EXERCISE GOAL: Scan the records below. Copy every line in which the word "HTML" appears.

(Records from a dataset)
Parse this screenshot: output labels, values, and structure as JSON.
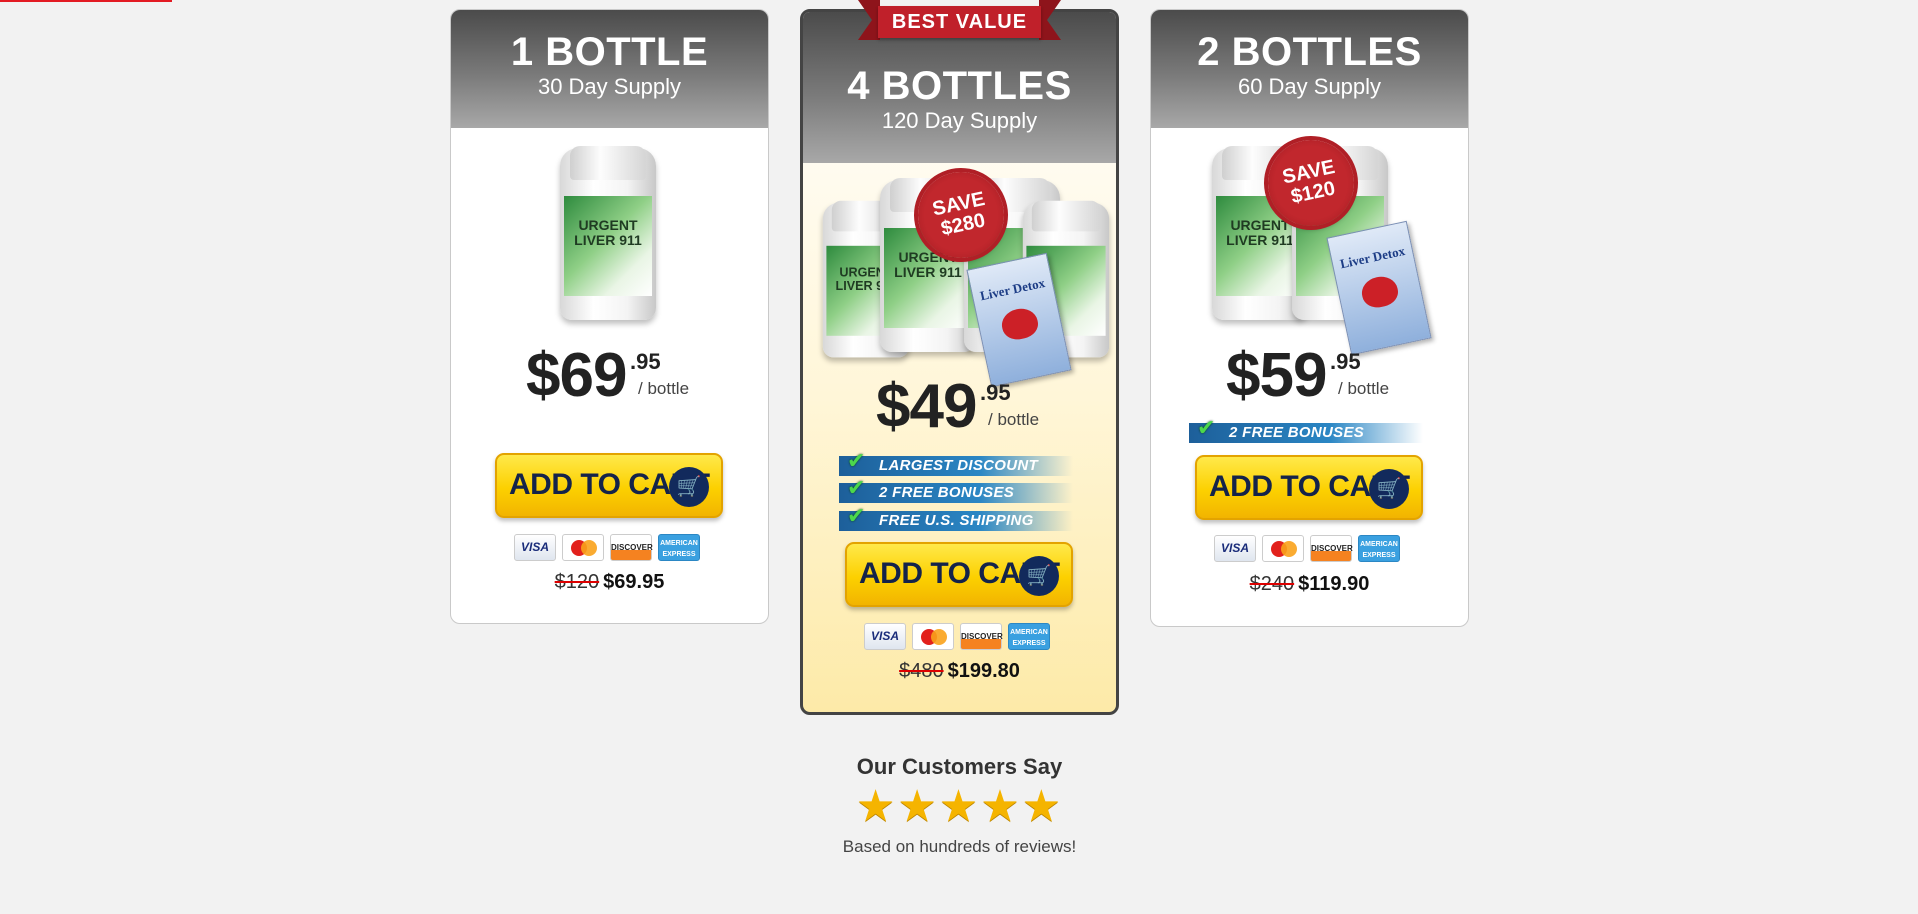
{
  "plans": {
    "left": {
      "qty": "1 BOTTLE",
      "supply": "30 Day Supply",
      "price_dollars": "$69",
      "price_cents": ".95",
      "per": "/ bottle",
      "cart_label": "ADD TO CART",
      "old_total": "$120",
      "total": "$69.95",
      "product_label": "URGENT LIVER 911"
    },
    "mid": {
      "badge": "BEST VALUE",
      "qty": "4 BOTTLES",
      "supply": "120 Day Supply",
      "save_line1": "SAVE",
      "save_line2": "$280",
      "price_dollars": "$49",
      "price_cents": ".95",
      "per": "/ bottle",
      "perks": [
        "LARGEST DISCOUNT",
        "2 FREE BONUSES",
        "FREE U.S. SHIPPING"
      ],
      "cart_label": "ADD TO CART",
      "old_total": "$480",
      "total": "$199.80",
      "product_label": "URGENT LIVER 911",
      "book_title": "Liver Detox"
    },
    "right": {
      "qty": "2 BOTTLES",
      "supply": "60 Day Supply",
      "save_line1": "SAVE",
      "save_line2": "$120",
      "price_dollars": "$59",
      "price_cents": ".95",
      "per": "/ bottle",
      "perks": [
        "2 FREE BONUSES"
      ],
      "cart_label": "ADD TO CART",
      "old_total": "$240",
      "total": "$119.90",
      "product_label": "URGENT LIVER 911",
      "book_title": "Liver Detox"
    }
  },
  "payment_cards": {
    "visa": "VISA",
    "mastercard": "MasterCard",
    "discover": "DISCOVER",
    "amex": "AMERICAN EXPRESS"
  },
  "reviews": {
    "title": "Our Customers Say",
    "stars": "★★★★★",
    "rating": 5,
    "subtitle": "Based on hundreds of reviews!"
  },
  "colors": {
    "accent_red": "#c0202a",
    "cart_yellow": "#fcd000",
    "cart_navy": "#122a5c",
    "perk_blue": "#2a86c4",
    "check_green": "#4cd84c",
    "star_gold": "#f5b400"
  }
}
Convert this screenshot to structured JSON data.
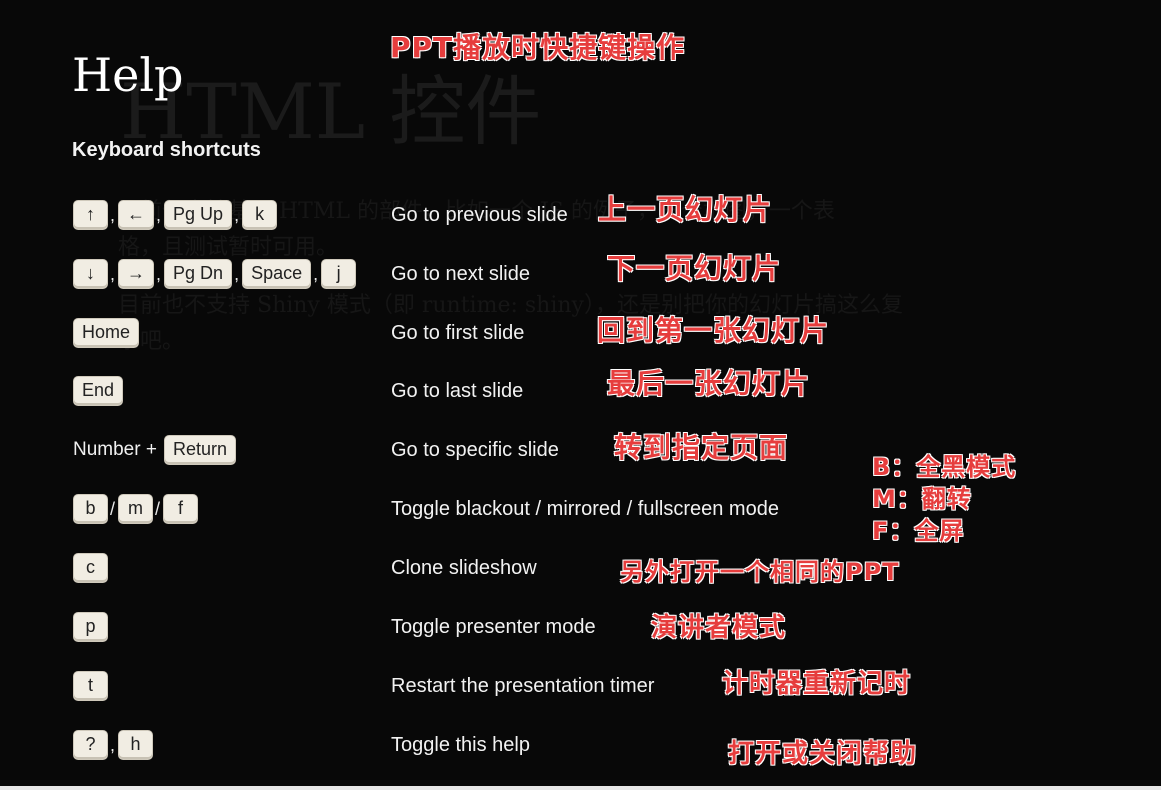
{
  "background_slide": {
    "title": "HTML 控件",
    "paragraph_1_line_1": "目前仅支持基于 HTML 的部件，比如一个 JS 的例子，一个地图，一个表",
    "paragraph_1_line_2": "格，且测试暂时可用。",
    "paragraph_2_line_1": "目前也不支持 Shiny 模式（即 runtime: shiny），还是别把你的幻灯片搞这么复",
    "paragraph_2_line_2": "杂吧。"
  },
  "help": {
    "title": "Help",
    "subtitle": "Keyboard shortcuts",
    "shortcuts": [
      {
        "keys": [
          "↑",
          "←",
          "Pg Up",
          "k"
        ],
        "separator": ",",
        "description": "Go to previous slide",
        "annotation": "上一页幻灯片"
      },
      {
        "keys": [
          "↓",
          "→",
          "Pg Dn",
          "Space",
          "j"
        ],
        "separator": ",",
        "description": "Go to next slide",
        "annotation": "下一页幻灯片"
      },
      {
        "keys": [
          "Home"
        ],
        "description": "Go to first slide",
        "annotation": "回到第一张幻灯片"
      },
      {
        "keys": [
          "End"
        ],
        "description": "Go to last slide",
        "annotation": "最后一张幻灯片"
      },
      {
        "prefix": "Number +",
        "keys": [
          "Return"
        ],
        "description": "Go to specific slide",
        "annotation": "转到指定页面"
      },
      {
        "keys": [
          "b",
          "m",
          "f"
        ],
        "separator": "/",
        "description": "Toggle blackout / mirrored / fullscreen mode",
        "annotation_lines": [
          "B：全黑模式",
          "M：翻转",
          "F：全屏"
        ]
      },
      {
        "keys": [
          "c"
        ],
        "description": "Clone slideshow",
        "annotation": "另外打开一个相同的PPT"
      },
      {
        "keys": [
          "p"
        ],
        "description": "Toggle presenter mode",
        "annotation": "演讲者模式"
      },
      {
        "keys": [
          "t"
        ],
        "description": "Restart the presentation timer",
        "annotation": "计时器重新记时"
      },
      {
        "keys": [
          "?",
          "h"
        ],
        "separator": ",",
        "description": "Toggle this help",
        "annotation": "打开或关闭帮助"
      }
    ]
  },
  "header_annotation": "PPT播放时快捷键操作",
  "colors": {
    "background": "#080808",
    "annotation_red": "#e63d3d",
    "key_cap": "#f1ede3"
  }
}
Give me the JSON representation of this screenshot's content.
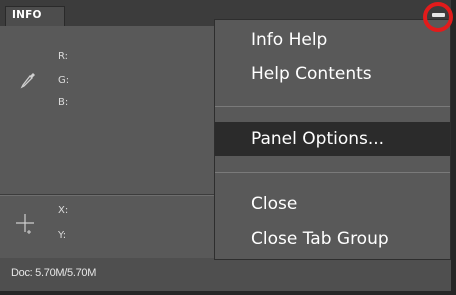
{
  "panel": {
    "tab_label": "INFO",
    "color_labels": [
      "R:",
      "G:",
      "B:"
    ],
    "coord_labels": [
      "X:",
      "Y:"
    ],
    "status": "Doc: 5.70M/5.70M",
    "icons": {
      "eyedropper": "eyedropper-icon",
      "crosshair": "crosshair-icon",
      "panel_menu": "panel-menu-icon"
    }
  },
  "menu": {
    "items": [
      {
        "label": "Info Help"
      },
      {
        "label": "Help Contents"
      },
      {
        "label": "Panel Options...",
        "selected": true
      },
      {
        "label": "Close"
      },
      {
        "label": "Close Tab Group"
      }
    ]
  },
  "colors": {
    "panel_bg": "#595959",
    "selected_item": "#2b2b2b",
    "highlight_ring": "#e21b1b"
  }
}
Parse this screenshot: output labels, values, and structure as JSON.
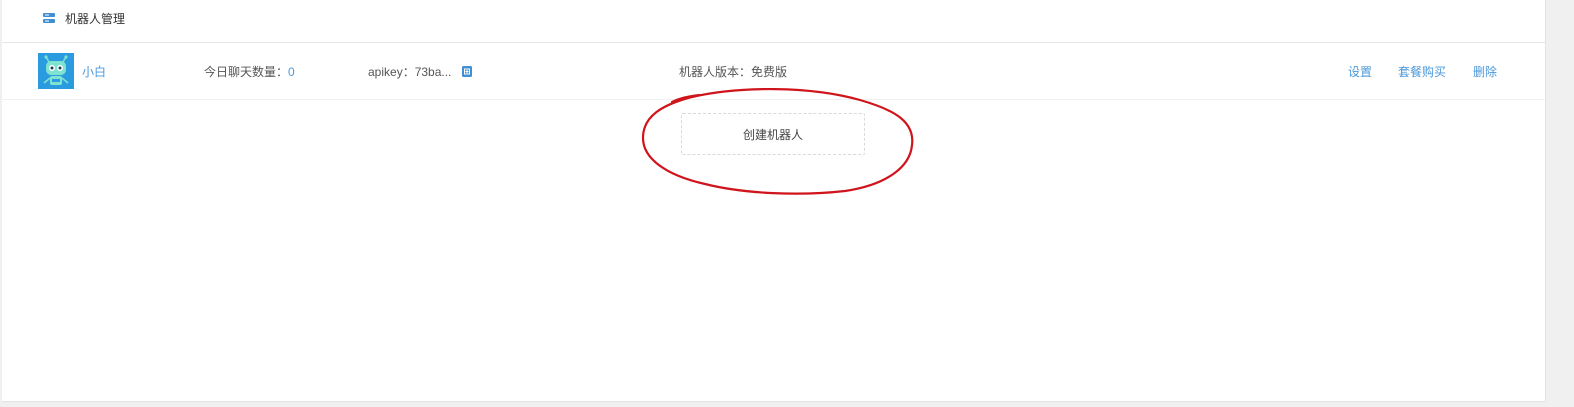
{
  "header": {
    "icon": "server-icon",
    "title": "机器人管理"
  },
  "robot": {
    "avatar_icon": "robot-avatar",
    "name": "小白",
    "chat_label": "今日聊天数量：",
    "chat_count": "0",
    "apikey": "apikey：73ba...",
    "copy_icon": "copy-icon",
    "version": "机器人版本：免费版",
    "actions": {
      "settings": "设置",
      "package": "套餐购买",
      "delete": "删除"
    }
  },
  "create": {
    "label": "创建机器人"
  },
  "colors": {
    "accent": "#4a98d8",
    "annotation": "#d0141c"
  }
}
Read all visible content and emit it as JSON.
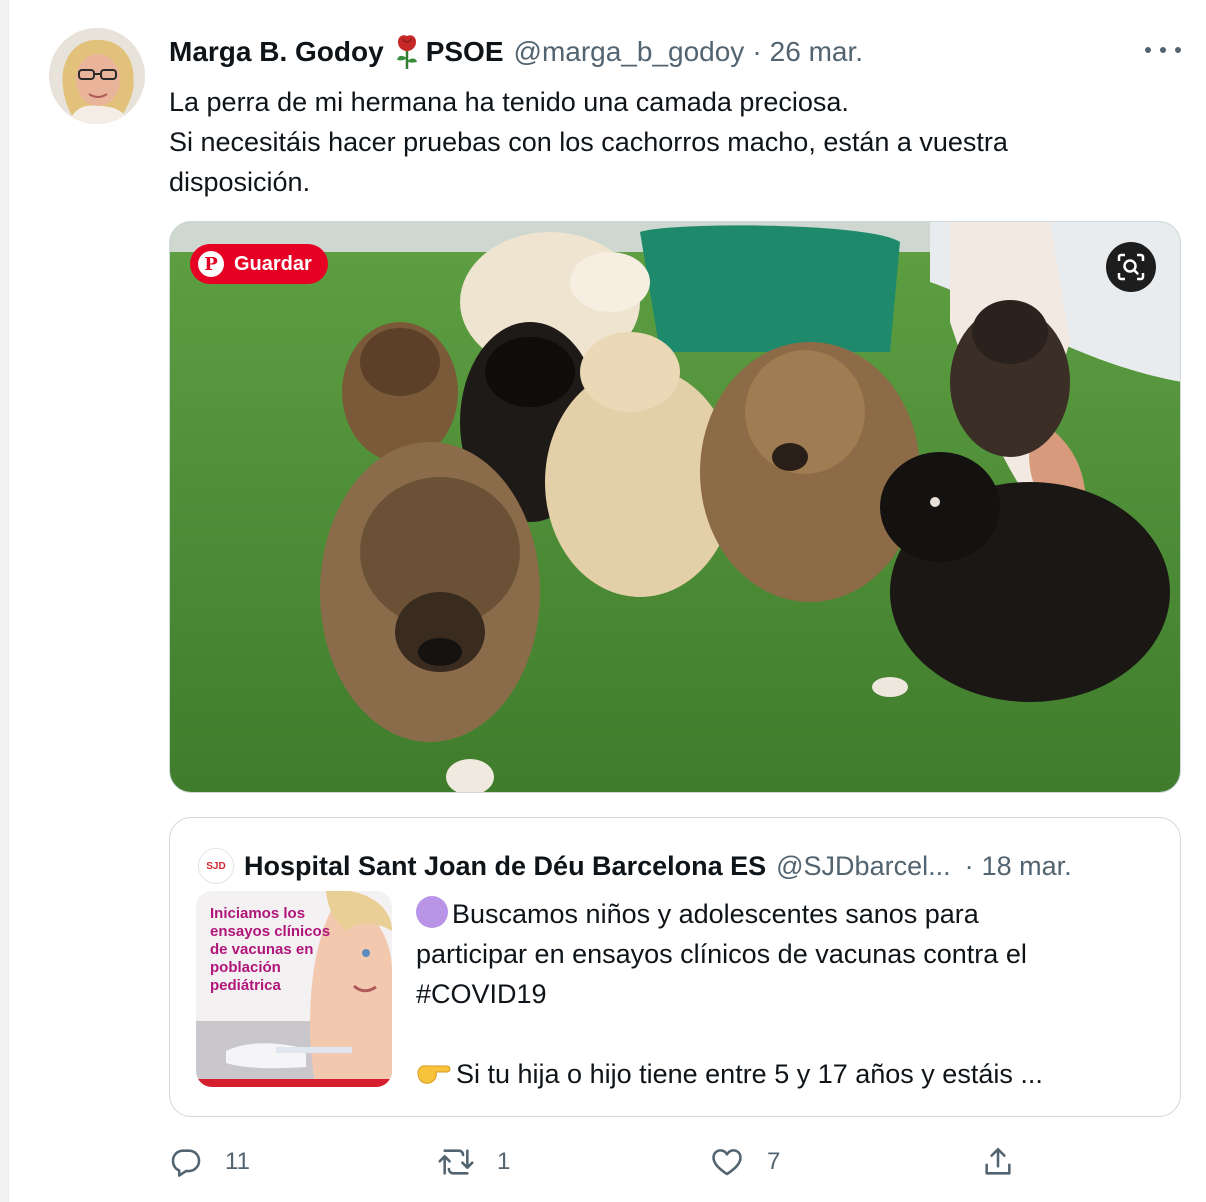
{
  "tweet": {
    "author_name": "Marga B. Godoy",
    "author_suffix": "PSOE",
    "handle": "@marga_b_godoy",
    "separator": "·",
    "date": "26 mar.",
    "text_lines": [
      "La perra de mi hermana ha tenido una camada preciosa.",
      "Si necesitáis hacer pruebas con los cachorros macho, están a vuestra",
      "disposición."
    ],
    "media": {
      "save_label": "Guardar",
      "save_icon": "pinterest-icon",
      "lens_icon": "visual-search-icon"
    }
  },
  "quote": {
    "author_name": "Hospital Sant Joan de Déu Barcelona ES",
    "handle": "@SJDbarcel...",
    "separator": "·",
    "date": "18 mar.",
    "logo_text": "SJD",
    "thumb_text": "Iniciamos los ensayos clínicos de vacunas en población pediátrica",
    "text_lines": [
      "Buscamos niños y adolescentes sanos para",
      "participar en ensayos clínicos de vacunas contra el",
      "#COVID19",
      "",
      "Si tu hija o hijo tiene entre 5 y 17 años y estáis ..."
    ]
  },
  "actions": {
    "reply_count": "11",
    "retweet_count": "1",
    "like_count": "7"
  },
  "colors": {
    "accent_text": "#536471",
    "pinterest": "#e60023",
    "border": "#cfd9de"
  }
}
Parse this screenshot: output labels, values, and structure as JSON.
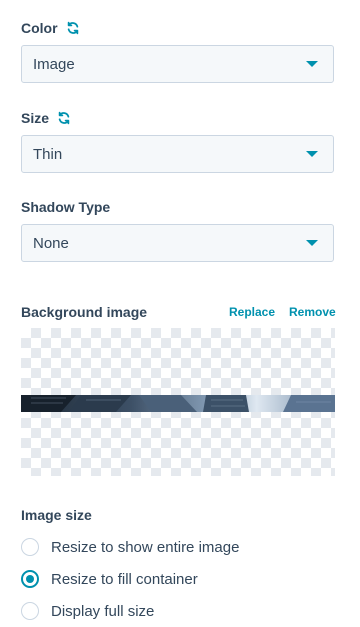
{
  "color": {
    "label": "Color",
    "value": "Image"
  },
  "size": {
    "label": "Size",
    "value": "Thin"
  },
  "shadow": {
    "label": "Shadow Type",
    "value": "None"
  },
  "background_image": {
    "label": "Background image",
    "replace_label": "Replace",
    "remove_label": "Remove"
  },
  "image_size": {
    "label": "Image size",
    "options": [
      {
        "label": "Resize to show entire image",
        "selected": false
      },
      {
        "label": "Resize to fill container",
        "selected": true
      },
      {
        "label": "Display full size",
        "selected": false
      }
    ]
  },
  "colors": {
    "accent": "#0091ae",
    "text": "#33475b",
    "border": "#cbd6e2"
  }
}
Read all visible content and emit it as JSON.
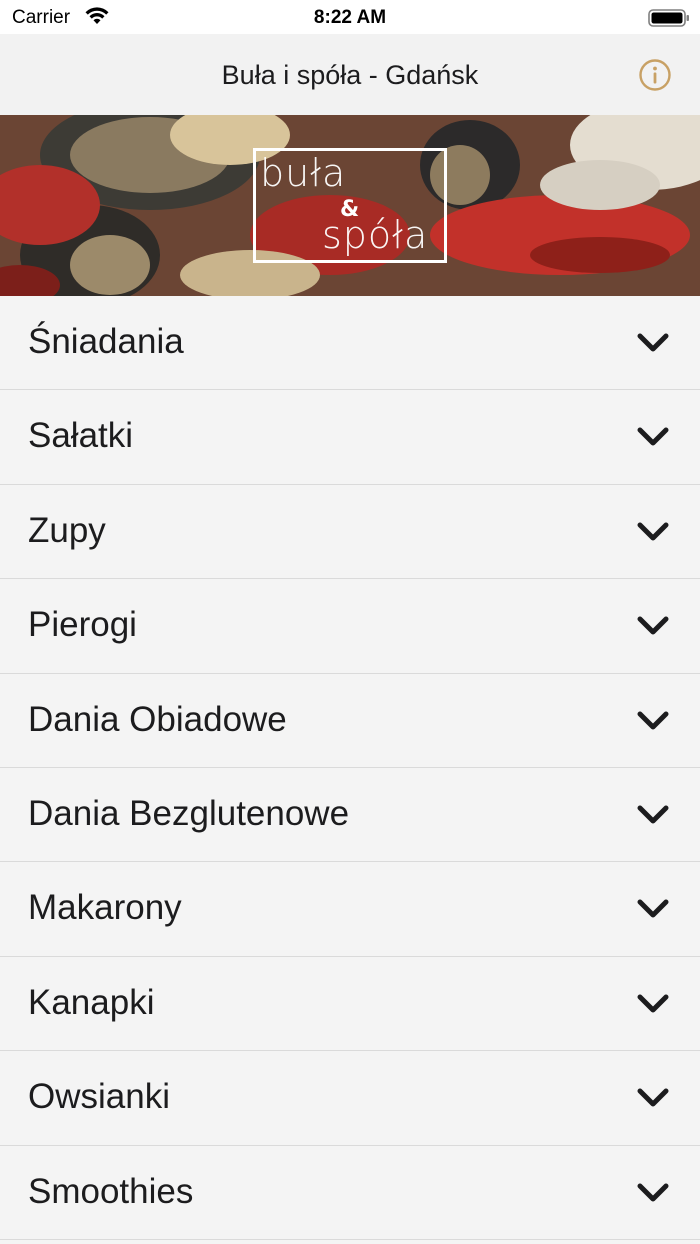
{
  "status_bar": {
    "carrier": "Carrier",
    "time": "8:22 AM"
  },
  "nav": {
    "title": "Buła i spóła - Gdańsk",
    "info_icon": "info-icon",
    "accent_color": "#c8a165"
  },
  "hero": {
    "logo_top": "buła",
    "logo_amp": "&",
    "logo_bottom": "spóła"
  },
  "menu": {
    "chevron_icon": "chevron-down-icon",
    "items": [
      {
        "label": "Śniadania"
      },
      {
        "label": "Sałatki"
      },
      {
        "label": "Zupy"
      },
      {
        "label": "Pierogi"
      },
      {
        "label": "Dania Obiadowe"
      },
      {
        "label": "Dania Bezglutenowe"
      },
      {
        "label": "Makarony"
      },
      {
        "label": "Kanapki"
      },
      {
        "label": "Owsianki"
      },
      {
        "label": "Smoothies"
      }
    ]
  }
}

EXPECTED ANSWER:
    "title": "HTML 控件",
    "paragraph_1_line_1": "目前仅支持基于 HTML 的部件，比如一个 JS 的例子，一个地图，一个表",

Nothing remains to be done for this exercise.